Occasionally, though, situations still arise in which you have little choice but to accept a tow from a friend or Good Samaritan, or offer one yourself. If you ever find yourself in one of those situations, here are a few things to keep in mind.
- Avoid coming alongside the other boat. Except in the calmest of conditions, coming alongside another boat is a recipe for trouble. Wave action can slam the boats together, and, worse yet, crewmembers’ extremities can get caught between them. Instead, throw the tow line to the other boat from a distance.
- If possible, attach the tow line to the bow eye. The bow eye (where the winch strap on the trailer attaches) is generally the best place to attach the tow line to the towed boat. On some boats, though, it can be difficult to reach from inside the boat.
- Use bowlines to create loops. If you need to tie the tow line to something like a bow eye, use a bowline to make the loop. Bowlines don’t slip and don’t tighten up under pressure well; they do, but not nearly as much as most other knots. Thus, they can be untied after the tow without too much trouble.
- Use plenty of lines. You should use an absolute minimum of 50 feet of tow line; 100 feet is much better. Remember that the boat in tow has no means of slowing down, so a longer line is an important safety measure. It also acts as a shock absorber.
- Watch your prop(s). If you’re doing the towing, don’t just throw your tow line overboard before getting under way; it’s all too easy to wrap it around your prop(s). Rather, keep it on deck and have a crewmember pay it out slowly as you get moving.
- Stay in constant communication. You should be able to instantly communicate with the crew of the other boat, and vice versa. Cell phones will work, but VHF or FRS two-way radios are faster. If you can’t use radios or phones, work out a simple set of hand signals for slowing down, speeding up, stopping and cutting loose.
- Leave the drive down on the towed boat. Outboards or outdrives of boats in tow should be left down to provide directional stability. Obviously, it’s important that they’re not turned on one side or the other. If the towed boat still “yaws” (swerves from side to side), try shifting weight (crew and gear) toward its stern.
- Keep a knife readily available. If you’re doing the towing, you should always be ready to cut loose the towed boat. The most obvious reason to do so is if it begins to sink, but there could be plenty of other reasons. It’s a good idea for the crew of the boat in tow to also keep a knife ready in case of an emergency.
- Wear your PFD. Towing, even in the best conditions, is potentially dangerous. Everybody on both boats should be wearing a PFD throughout the operation.
Hopefully, all of your boating experiences are happy ones, but if you do have problems with your boat when you are out on the water, there are companies can help.
If you are towing a boat for the first time in Lake Tahoe California, no precaution is too great. Boating may be a blast, but towing can be treacherous. Practice towing on back roads with low traffic levels to get used to turning, backing, braking and other necessary maneuvers without the pressure of heavy traffic on fast streets.

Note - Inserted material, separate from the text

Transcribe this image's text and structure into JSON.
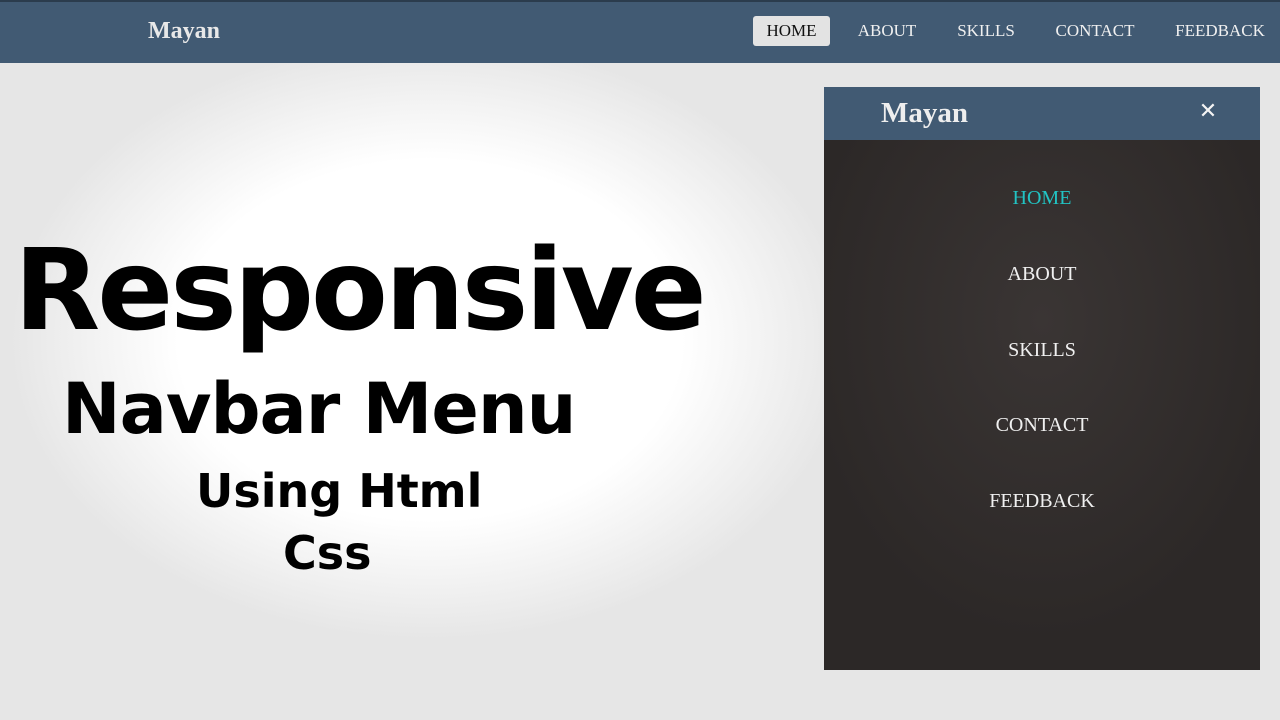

If there’s a question about your equipment or your loading, ask an expert. Perhaps most importantly, pay attention to dangerous weather situations like high winds that could cause your trailer to swerve and jackknife. If those types of conditions exist, then postpone or pull over.
Driving with bad machinery and a lack of skill under unsafe conditions can be bad enough in a car. Adding a couple thousand pounds of cargo in a poorly-loaded trailer to the equation should be more than enough to make you cautious.